Tally how many lines in the data hold the word "Есть", and give the result with no other text.

• _Data about app and page elements_
--------------------------------
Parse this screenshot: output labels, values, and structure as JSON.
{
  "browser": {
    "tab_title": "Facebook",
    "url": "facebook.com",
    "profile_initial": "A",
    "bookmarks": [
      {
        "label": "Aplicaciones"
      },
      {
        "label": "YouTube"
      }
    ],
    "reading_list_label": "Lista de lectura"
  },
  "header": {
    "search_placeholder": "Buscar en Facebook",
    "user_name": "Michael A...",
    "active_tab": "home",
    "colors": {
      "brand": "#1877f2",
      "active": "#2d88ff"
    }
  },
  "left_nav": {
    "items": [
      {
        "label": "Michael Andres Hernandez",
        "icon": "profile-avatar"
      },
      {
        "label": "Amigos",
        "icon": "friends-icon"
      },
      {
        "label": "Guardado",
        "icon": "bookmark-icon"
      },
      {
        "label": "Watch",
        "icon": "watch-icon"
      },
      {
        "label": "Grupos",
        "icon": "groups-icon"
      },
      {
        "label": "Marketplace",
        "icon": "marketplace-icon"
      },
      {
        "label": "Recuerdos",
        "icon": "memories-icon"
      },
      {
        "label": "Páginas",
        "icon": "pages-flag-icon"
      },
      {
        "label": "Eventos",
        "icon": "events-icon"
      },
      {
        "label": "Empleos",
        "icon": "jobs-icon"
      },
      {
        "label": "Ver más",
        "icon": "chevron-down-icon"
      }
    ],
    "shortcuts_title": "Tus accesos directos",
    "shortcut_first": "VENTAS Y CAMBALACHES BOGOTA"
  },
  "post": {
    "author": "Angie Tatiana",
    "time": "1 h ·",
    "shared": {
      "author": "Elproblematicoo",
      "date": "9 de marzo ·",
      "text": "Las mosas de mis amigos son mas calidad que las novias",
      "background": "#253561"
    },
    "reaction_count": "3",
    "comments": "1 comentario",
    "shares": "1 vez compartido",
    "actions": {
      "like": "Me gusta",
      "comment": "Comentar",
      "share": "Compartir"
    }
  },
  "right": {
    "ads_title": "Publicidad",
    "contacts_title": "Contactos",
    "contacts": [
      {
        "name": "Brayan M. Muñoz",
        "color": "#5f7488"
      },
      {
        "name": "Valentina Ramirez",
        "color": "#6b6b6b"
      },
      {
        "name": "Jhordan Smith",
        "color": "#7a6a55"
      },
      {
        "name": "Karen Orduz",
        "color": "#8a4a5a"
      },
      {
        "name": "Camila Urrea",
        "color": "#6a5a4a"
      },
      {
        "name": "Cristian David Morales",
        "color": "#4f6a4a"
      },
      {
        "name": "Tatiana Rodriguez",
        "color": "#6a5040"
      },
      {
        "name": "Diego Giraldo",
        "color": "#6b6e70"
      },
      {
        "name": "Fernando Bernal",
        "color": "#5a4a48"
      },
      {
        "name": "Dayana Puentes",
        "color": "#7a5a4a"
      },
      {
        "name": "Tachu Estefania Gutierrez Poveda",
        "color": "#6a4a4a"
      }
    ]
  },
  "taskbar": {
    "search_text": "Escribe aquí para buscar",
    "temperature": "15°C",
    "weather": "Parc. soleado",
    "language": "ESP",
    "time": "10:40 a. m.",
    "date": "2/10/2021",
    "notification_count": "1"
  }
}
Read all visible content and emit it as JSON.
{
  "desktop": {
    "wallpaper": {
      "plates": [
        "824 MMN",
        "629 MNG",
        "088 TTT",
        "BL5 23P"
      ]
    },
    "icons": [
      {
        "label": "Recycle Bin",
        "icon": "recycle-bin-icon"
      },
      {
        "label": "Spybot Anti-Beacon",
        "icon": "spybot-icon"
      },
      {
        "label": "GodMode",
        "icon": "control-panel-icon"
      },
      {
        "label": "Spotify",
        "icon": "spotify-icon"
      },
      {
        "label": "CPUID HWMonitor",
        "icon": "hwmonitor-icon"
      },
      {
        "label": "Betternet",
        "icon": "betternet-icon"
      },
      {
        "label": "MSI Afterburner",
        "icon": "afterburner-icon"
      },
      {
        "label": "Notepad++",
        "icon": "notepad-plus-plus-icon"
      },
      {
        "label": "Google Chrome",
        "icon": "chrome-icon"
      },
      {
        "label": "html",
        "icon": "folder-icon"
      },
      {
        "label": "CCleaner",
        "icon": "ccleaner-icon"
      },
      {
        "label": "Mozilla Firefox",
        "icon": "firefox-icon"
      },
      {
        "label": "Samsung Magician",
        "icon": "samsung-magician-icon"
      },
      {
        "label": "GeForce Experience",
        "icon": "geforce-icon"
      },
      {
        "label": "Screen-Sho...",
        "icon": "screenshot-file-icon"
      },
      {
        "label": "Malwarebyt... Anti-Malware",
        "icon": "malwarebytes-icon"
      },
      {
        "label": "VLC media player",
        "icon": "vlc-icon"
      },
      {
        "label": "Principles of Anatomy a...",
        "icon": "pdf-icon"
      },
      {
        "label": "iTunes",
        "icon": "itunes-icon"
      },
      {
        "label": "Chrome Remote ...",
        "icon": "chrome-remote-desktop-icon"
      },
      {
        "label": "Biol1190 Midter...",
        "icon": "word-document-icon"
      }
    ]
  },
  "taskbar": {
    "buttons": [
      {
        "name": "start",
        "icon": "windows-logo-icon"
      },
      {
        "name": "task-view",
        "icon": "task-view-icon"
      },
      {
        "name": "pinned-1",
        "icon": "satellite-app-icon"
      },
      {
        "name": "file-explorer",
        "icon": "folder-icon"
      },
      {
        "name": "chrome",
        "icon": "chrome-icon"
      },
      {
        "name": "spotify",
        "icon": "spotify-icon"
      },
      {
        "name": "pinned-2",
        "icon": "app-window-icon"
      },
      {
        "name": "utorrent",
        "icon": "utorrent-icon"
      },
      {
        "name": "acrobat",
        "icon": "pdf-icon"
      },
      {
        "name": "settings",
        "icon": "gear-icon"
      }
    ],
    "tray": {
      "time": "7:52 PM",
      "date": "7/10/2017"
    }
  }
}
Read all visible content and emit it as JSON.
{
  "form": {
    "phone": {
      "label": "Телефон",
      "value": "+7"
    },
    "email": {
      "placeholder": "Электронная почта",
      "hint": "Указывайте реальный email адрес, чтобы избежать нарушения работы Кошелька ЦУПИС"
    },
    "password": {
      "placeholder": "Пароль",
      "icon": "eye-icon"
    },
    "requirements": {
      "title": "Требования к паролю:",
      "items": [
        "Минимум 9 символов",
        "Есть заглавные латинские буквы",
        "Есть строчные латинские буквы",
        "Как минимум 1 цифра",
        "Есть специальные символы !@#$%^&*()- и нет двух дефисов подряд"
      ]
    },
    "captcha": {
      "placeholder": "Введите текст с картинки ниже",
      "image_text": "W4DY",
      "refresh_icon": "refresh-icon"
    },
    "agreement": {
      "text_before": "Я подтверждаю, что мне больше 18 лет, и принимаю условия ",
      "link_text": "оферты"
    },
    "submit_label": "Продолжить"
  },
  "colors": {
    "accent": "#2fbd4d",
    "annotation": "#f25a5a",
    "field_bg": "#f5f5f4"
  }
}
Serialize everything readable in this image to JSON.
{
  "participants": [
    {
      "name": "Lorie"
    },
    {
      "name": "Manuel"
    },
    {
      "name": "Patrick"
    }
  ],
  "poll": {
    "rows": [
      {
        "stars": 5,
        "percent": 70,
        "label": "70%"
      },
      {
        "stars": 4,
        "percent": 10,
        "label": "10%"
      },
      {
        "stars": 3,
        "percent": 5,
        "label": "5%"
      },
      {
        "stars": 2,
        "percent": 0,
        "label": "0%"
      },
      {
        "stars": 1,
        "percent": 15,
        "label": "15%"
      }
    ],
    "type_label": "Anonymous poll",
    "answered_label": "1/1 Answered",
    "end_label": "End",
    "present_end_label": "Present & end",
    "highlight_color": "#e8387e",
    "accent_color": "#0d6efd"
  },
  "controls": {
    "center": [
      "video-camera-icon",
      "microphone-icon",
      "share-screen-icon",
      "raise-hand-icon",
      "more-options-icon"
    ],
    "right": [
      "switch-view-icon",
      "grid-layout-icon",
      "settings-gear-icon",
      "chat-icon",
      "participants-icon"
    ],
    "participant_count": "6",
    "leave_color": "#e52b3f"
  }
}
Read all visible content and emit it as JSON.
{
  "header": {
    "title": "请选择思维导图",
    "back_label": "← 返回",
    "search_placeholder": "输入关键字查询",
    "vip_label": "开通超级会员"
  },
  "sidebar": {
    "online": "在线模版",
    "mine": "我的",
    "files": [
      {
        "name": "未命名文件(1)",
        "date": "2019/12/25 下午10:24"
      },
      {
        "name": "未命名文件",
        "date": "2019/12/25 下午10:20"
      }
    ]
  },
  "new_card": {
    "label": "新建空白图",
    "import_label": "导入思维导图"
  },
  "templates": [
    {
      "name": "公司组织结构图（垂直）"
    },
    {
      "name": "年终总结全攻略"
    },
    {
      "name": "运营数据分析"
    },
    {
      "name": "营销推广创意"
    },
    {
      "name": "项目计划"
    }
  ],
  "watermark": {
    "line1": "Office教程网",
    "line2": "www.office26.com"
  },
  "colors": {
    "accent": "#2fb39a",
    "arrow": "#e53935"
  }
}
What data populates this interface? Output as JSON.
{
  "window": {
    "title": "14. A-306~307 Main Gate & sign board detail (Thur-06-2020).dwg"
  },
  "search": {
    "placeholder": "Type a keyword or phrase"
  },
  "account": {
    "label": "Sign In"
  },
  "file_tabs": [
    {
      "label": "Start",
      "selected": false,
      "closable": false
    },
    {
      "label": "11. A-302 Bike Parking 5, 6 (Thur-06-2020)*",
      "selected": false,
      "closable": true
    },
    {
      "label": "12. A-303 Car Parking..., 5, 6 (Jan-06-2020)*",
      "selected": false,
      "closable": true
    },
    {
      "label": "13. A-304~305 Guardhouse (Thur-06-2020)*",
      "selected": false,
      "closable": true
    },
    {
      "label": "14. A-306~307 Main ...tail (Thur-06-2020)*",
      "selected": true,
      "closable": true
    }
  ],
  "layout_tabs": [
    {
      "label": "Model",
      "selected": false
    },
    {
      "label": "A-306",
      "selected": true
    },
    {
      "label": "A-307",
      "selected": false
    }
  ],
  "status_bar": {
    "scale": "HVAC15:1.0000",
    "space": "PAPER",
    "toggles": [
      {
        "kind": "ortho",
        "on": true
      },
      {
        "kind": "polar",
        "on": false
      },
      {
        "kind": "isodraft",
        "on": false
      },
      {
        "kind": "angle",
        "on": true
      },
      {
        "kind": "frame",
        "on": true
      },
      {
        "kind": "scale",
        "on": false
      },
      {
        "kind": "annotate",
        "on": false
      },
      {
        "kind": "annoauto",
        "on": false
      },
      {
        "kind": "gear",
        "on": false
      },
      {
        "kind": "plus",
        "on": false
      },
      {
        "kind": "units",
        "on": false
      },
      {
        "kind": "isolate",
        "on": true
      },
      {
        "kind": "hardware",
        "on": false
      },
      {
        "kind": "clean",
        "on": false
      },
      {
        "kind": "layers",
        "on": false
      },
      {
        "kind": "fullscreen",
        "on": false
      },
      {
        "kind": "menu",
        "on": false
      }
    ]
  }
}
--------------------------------
• _Written reply_
3